Transitioning to Northern Europe, the Vikings were adept at using intricate filigree and granulation techniques. They favoured animal and knot motifs on their silver jewellery, showcasing their connection to nature and their warrior ethos. Their arm-rings and neck-rings often depicted serpents and dragons, emblematic of strength and protection.

In the Middle East, Arab societies maintained age-old silversmithing traditions. The Bedouin tribes crafted silver jewellery replete with protective symbols and talismans designed to ward off evil spirits. Yemeni Jewish communities, meanwhile, developed a distinct style known as fil fil, fine silver wire twisted and coiled into elaborate designs.

Every region’s traditional silver jewellery tells a story, revealing a deep connection to their ancestry and heritage. These intricate designs serve as a testament to enduring customs, attesting to silver’s cultural significance in societies across the globe.

Evolution of Silver Jewellery Significance

While delving into the traditional techniques and designs, it’s also crucial to understand the evolving significance of silver jewellery across different cultures. Back in ancient societies, silver held spiritual and magical connotations. In South American Inca civilization, for example, it was associated with the moon – an essential deity in their religious beliefs.

As we shift northwards, the use of silver was not just confined to ceremonial practices amongst the Vikings. It was also a display of wealth and social status. The intricate animal and knot motifs embodied strength, adventure, and the power of nature – values at the core of Viking life.

Similarly, if you look in the Middle East, silver jewellery took on protective and spiritual features for Arab societies like the Bedouin tribes and Yemeni Jewish communities. Their silver pieces often held protective symbols and intricate fil fil designs weaved into stories and prayers, offering security and guidance.

But, over time, the significance of silver has shifted from spiritual and symbolic meanings to aesthetic and fashion purposes. Today, silver jewellery is treasured for its versatility, timeless elegance, and ability to complement any outfit. This shift highlights how cultural values adapt to changing societal contexts, continually influencing the designs and significance of silver jewellery.

Conclusion

Silver jewellery’s journey from ancient spiritual talisman to modern fashion accessory is a testament to its enduring appeal and cultural versatility. Its value transcends mere aesthetics, embodying the evolving values and beliefs of societies across the globe. From the moon-associated Incas and the status-conscious Vikings to the spiritually protective Middle Eastern societies, silver has woven itself into the fabric of our cultural narratives. Today, it stands as a symbol of timeless elegance, effortlessly enhancing any attire. This transformation of silver jewellery underscores how cultural values adapt and evolve, shaping the designs and significance of such adornments.
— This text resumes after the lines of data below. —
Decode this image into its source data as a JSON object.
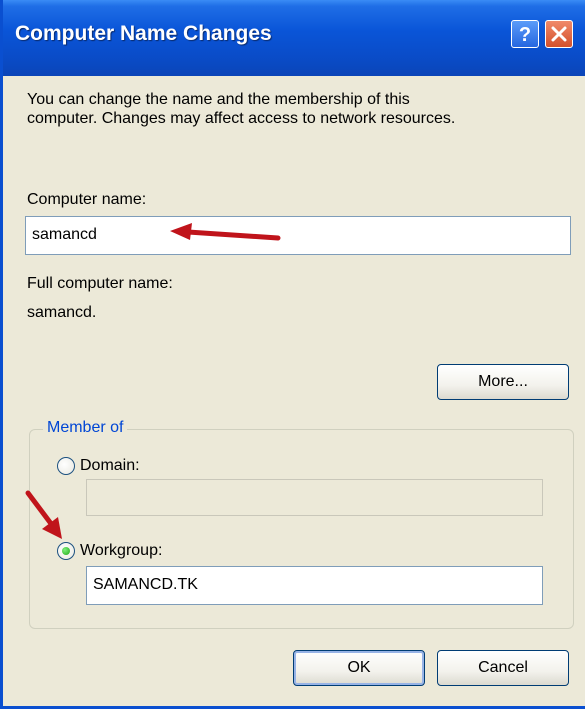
{
  "window": {
    "title": "Computer Name Changes"
  },
  "description": {
    "line1": "You can change the name and the membership of this",
    "line2": "computer. Changes may affect access to network resources."
  },
  "computer_name": {
    "label": "Computer name:",
    "value": "samancd"
  },
  "full_name": {
    "label": "Full computer name:",
    "value": "samancd."
  },
  "buttons": {
    "more": "More...",
    "ok": "OK",
    "cancel": "Cancel"
  },
  "membership": {
    "legend": "Member of",
    "domain": {
      "label": "Domain:",
      "value": "",
      "selected": false
    },
    "workgroup": {
      "label": "Workgroup:",
      "value": "SAMANCD.TK",
      "selected": true
    }
  },
  "icons": {
    "help": "help-icon",
    "close": "close-icon",
    "annotation": "red-arrow-icon"
  },
  "colors": {
    "titlebar": "#0a55d8",
    "group_legend": "#0046d5",
    "annotation_arrow": "#c0141b"
  }
}
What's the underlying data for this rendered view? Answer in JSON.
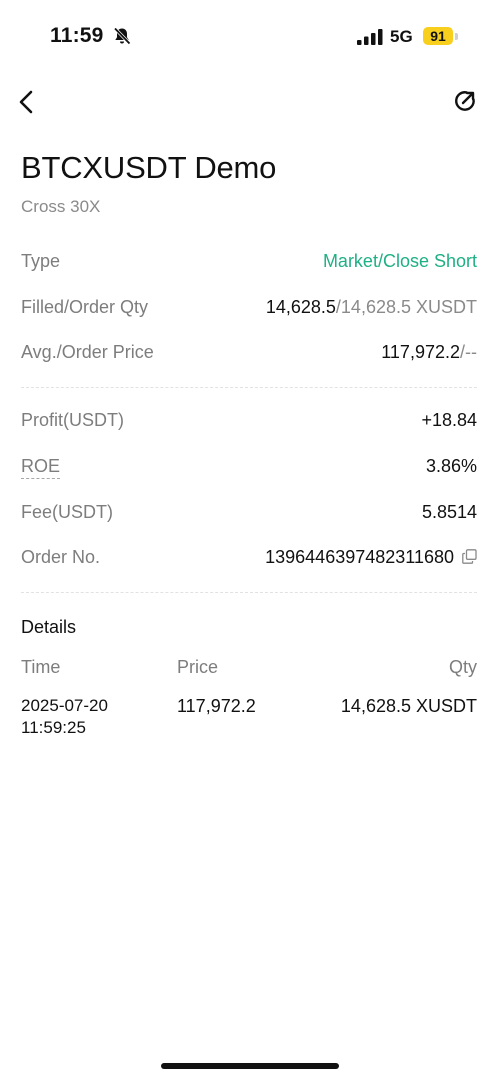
{
  "status_bar": {
    "time": "11:59",
    "network": "5G",
    "battery": "91",
    "icons": [
      "bell-slash-icon",
      "signal-icon"
    ]
  },
  "nav": {
    "icons": [
      "back-chevron-icon",
      "share-icon"
    ]
  },
  "header": {
    "title": "BTCXUSDT Demo",
    "subtitle": "Cross 30X"
  },
  "summary": {
    "type_label": "Type",
    "type_value": "Market/Close Short",
    "type_color": "#1fb085",
    "filled_label": "Filled/Order Qty",
    "filled_value": "14,628.5",
    "filled_sep_order": "/14,628.5 XUSDT",
    "avg_label": "Avg./Order Price",
    "avg_value": "117,972.2",
    "avg_sep_order": "/--"
  },
  "result": {
    "profit_label": "Profit(USDT)",
    "profit_value": "+18.84",
    "roe_label": "ROE",
    "roe_value": "3.86%",
    "fee_label": "Fee(USDT)",
    "fee_value": "5.8514",
    "order_no_label": "Order No.",
    "order_no_value": "1396446397482311680"
  },
  "details": {
    "heading": "Details",
    "columns": [
      "Time",
      "Price",
      "Qty"
    ],
    "rows": [
      {
        "date": "2025-07-20",
        "time": "11:59:25",
        "price": "117,972.2",
        "qty": "14,628.5 XUSDT"
      }
    ]
  }
}
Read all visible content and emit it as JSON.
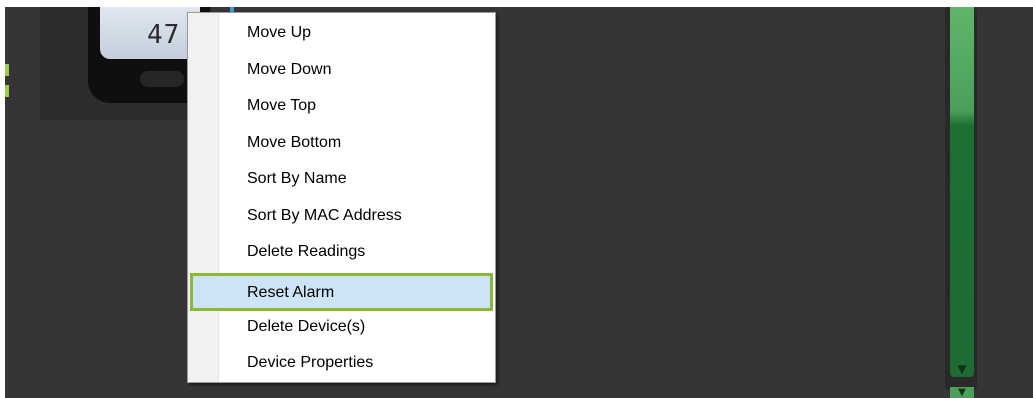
{
  "device": {
    "reading": "47"
  },
  "context_menu": {
    "items": [
      {
        "label": "Move Up",
        "highlighted": false
      },
      {
        "label": "Move Down",
        "highlighted": false
      },
      {
        "label": "Move Top",
        "highlighted": false
      },
      {
        "label": "Move Bottom",
        "highlighted": false
      },
      {
        "label": "Sort By Name",
        "highlighted": false
      },
      {
        "label": "Sort By MAC Address",
        "highlighted": false
      },
      {
        "label": "Delete Readings",
        "highlighted": false
      },
      {
        "label": "Reset Alarm",
        "highlighted": true
      },
      {
        "label": "Delete Device(s)",
        "highlighted": false
      },
      {
        "label": "Device Properties",
        "highlighted": false
      }
    ]
  },
  "colors": {
    "background": "#363434",
    "scrollbar_green": "#1f6b33",
    "highlight_fill": "#cde3f6",
    "highlight_border": "#8ab83a",
    "selection_line": "#3c9ad8"
  },
  "icons": [
    "scroll-down-arrow-icon"
  ]
}
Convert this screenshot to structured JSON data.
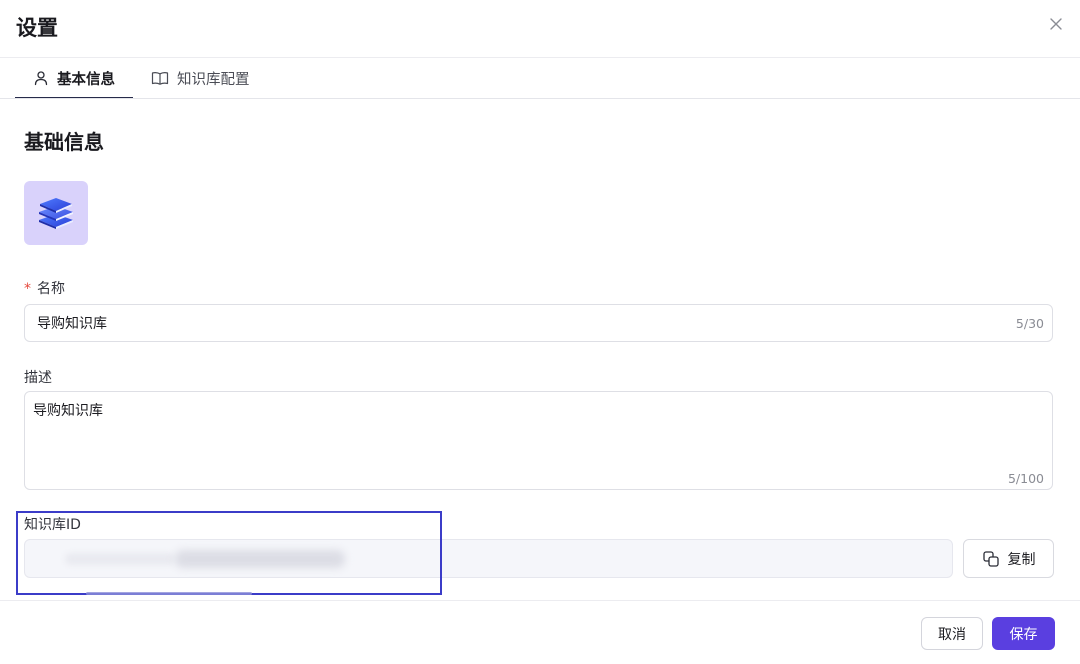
{
  "dialog": {
    "title": "设置"
  },
  "tabs": [
    {
      "label": "基本信息",
      "icon": "user-icon",
      "active": true
    },
    {
      "label": "知识库配置",
      "icon": "book-icon",
      "active": false
    }
  ],
  "section": {
    "title": "基础信息",
    "avatar_icon": "books-stack-icon",
    "avatar_bg": "#d9d2fb"
  },
  "fields": {
    "name": {
      "required_mark": "*",
      "label": "名称",
      "value": "导购知识库",
      "counter": "5/30"
    },
    "description": {
      "label": "描述",
      "value": "导购知识库",
      "counter": "5/100"
    },
    "kb_id": {
      "label": "知识库ID",
      "value": "",
      "copy_label": "复制"
    }
  },
  "footer": {
    "cancel_label": "取消",
    "save_label": "保存"
  },
  "colors": {
    "accent": "#5a3fe0",
    "highlight": "#3b3cc8",
    "required": "#e5483c"
  }
}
It’s a fascinating reflection of our shared human experience, etched in silver.

Frequently Asked Questions

What was the significance of silver in Inca civilisation?

In Inca civilisation, silver was associated with the moon. They attached a spiritual and magical meaning to silver, considering it a celestial element.

What did silver symbolise among the Vikings?

Among the Vikings, silver symbolised wealth and social status. It also embodied the concepts of strength and the power of nature, making it an important cultural symbol.

What meanings did silver hold for Arab societies?

For Arab societies, especially the Bedouin tribes and Yemeni Jewish communities, silver jewellery often carried protective and spiritual symbols. It was a powerful aspect of their cultural identity.

Has the cultural significance of silver changed over time?

Yes, over time, the focus has shifted from spiritual to aesthetic purposes. Silver jewellery is now valued for its timeless elegance and versatility in complementing any kind of attire.

How has this evolution influenced the design of silver jewellery?

The shift in cultural values has influenced the designs and significance of silver jewellery. With changing societal contexts, designs have evolved to meet aesthetic tastes while subtly hinting at silver’s ancestral spiritual relevance.